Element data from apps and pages
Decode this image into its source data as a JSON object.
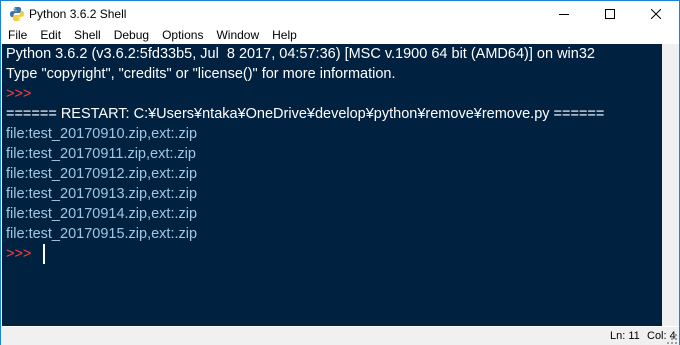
{
  "window": {
    "title": "Python 3.6.2 Shell"
  },
  "menu": {
    "items": [
      "File",
      "Edit",
      "Shell",
      "Debug",
      "Options",
      "Window",
      "Help"
    ]
  },
  "shell": {
    "banner": "Python 3.6.2 (v3.6.2:5fd33b5, Jul  8 2017, 04:57:36) [MSC v.1900 64 bit (AMD64)] on win32",
    "info": "Type \"copyright\", \"credits\" or \"license()\" for more information.",
    "prompt": ">>>",
    "restart": "====== RESTART: C:¥Users¥ntaka¥OneDrive¥develop¥python¥remove¥remove.py ======",
    "output": [
      "file:test_20170910.zip,ext:.zip",
      "file:test_20170911.zip,ext:.zip",
      "file:test_20170912.zip,ext:.zip",
      "file:test_20170913.zip,ext:.zip",
      "file:test_20170914.zip,ext:.zip",
      "file:test_20170915.zip,ext:.zip"
    ],
    "final_prompt": ">>>"
  },
  "status": {
    "line": "Ln: 11",
    "col": "Col: 4"
  },
  "colors": {
    "editor_bg": "#002240",
    "prompt": "#ff4040",
    "stdout": "#9ec8e6",
    "text": "#ffffff"
  }
}
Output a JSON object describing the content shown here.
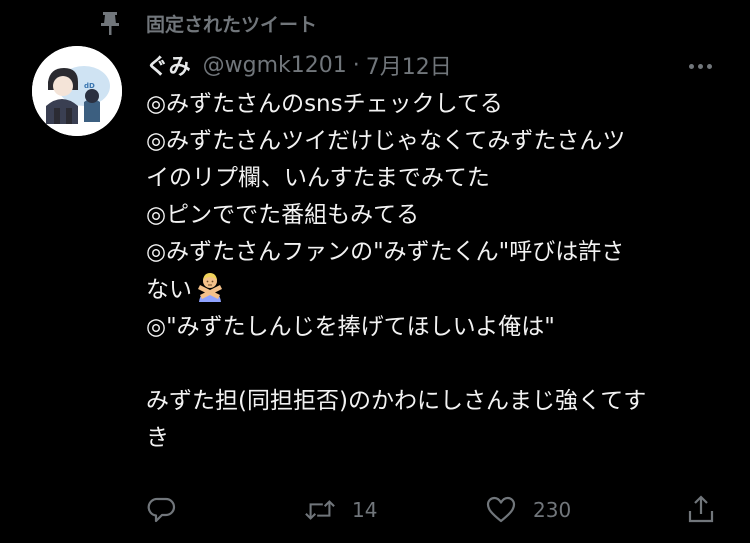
{
  "pinned": {
    "label": "固定されたツイート",
    "icon": "pin-icon"
  },
  "tweet": {
    "author": {
      "display_name": "ぐみ",
      "handle": "@wgmk1201",
      "avatar_icon": "avatar-illustration"
    },
    "separator": "·",
    "date": "7月12日",
    "lines": [
      "◎みずたさんのsnsチェックしてる",
      "◎みずたさんツイだけじゃなくてみずたさんツ",
      "イのリプ欄、いんすたまでみてた",
      "◎ピンででた番組もみてる",
      "◎みずたさんファンの\"みずたくん\"呼びは許さ",
      "ない",
      "◎\"みずたしんじを捧げてほしいよ俺は\"",
      "",
      "みずた担(同担拒否)のかわにしさんまじ強くてす",
      "き"
    ],
    "emoji": "person-gesturing-no-emoji"
  },
  "actions": {
    "reply": {
      "icon": "reply-icon"
    },
    "retweet": {
      "icon": "retweet-icon",
      "count": "14"
    },
    "like": {
      "icon": "heart-icon",
      "count": "230"
    },
    "share": {
      "icon": "share-icon"
    }
  },
  "colors": {
    "background": "#000000",
    "text_primary": "#e7e9ea",
    "text_secondary": "#71767b"
  }
}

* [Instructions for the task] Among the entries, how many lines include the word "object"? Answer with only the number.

* [Problem solution] 2